→ INSTRUCTIONS FOR THE TASK
Match the word "WordPress". Return each line of the data below where it appears.

Website and app data records:

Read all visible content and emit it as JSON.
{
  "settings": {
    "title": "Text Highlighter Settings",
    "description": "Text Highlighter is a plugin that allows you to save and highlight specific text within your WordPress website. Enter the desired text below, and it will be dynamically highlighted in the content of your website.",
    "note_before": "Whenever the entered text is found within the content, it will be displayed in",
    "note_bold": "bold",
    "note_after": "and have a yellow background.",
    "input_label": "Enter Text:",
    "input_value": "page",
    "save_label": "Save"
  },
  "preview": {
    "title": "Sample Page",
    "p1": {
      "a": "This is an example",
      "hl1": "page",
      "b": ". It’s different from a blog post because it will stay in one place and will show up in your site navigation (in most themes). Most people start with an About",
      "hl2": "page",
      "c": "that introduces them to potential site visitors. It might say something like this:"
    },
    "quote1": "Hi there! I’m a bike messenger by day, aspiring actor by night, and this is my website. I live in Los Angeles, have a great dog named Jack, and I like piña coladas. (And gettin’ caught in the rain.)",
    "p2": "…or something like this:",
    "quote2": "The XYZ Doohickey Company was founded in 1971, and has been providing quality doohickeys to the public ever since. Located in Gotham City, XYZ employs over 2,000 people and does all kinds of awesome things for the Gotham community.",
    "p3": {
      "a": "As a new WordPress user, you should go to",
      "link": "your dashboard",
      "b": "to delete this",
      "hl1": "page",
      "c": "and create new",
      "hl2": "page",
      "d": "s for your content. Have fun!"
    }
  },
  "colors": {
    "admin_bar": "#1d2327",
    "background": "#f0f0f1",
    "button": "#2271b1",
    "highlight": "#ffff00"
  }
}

→ ANSWER
    "description": "Text Highlighter is a plugin that allows you to save and highlight specific text within your WordPress website. Enter the desired text below, and it will be dynamically highlighted in the content of your website.",
      "a": "As a new WordPress user, you should go to",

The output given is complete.